The Country Music Hall of Fame and Museum’s exhibit showcasing the evolution of Nashville music in the late 1960s and early ’70s—Dylan, Cash, and the Nashville Cats: A New Music City—was scheduled to end its 21-month run on Dec. 31, 2016, but the Museum announced today (Dec. 12) that it is extending the exhibit for an addition year.

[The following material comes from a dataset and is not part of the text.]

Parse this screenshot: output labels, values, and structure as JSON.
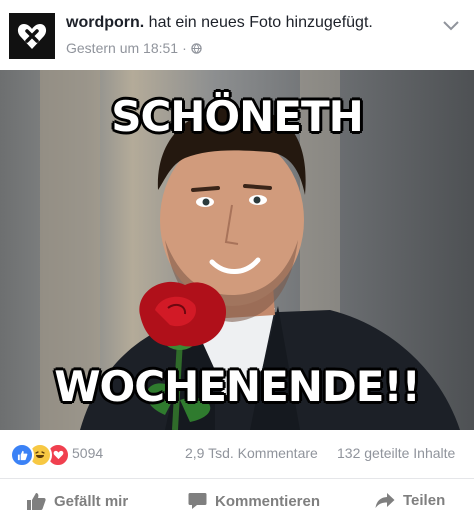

The exhibit focuses mainly on Bob Dylan and his decision to record his album Blonde on Blonde in Nashville in 1966. Working with Music Row’s acclaimed session players like Charlie McCoy, Wayne Moss and Kenny Buttrey, often referred to as the “Nashville Cats,” Dylan produced a masterpiece album that is considered among his finest. Dylan recorded two more albums in Nashville and later appeared on Johnny Cash’s network television show, The Johnny Cash Show, which was filmed at the Ryman Auditorium. Following Dylan’s lead, other artists like Neil Young, Paul McCartney and Leonard Cohen became inspired to come to Music City and record with the famed Nashville Cats.
“Dylan, Cash, and the Nashville Cats has been one of the most popular exhibits in the museum’s history,” said Museum CEO Kyle Young. “This is a testament not only to the enduring legacies of Bob Dylan and Johnny Cash, but also to the technical prowess and creative genius of the Nashville Cats. Celebrating unsung session players has yielded one of the most compelling narratives we’ve ever told.”
The compelling and informative exhibit will now run through Dec. 31, 2017.
photo courtesy of Country Music Hall of Fame & Museum